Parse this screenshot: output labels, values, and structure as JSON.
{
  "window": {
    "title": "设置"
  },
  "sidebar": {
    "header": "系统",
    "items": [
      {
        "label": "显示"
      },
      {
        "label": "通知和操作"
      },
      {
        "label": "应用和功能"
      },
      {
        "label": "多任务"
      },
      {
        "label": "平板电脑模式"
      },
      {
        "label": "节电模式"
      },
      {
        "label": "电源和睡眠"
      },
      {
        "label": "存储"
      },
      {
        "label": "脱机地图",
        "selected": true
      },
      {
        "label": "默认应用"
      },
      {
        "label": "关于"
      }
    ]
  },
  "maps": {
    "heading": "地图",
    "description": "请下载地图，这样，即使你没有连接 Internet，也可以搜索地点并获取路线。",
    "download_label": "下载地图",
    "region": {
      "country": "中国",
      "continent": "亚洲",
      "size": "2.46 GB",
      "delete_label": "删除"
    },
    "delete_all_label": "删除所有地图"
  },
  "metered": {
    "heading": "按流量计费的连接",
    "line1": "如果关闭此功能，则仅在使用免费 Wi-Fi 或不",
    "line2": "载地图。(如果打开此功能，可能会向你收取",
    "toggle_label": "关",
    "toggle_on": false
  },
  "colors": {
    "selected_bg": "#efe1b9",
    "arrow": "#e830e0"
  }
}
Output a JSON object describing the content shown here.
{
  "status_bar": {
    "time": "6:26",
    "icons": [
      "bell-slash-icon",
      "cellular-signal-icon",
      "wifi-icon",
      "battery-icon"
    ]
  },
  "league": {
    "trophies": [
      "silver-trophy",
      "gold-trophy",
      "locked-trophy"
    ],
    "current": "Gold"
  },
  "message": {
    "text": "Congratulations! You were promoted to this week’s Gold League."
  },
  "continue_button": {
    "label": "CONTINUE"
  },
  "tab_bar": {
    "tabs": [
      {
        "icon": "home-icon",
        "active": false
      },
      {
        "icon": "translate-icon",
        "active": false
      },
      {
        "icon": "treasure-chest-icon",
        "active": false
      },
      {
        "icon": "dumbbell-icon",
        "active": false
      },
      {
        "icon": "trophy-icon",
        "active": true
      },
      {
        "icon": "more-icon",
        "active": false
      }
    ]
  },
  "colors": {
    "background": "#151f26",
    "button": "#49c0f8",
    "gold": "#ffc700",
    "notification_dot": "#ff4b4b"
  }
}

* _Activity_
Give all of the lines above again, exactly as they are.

* _Output below_
Parse this screenshot: output labels, values, and structure as JSON.
{
  "window": {
    "title": "设置"
  },
  "sidebar": {
    "header": "系统",
    "items": [
      {
        "label": "显示"
      },
      {
        "label": "通知和操作"
      },
      {
        "label": "应用和功能"
      },
      {
        "label": "多任务"
      },
      {
        "label": "平板电脑模式"
      },
      {
        "label": "节电模式"
      },
      {
        "label": "电源和睡眠"
      },
      {
        "label": "存储"
      },
      {
        "label": "脱机地图",
        "selected": true
      },
      {
        "label": "默认应用"
      },
      {
        "label": "关于"
      }
    ]
  },
  "maps": {
    "heading": "地图",
    "description": "请下载地图，这样，即使你没有连接 Internet，也可以搜索地点并获取路线。",
    "download_label": "下载地图",
    "region": {
      "country": "中国",
      "continent": "亚洲",
      "size": "2.46 GB",
      "delete_label": "删除"
    },
    "delete_all_label": "删除所有地图"
  },
  "metered": {
    "heading": "按流量计费的连接",
    "line1": "如果关闭此功能，则仅在使用免费 Wi-Fi 或不",
    "line2": "载地图。(如果打开此功能，可能会向你收取",
    "toggle_label": "关",
    "toggle_on": false
  },
  "colors": {
    "selected_bg": "#efe1b9",
    "arrow": "#e830e0"
  }
}
Output a JSON object describing the content shown here.
{
  "status_bar": {
    "time": "6:26",
    "icons": [
      "bell-slash-icon",
      "cellular-signal-icon",
      "wifi-icon",
      "battery-icon"
    ]
  },
  "league": {
    "trophies": [
      "silver-trophy",
      "gold-trophy",
      "locked-trophy"
    ],
    "current": "Gold"
  },
  "message": {
    "text": "Congratulations! You were promoted to this week’s Gold League."
  },
  "continue_button": {
    "label": "CONTINUE"
  },
  "tab_bar": {
    "tabs": [
      {
        "icon": "home-icon",
        "active": false
      },
      {
        "icon": "translate-icon",
        "active": false
      },
      {
        "icon": "treasure-chest-icon",
        "active": false
      },
      {
        "icon": "dumbbell-icon",
        "active": false
      },
      {
        "icon": "trophy-icon",
        "active": true
      },
      {
        "icon": "more-icon",
        "active": false
      }
    ]
  },
  "colors": {
    "background": "#151f26",
    "button": "#49c0f8",
    "gold": "#ffc700",
    "notification_dot": "#ff4b4b"
  }
}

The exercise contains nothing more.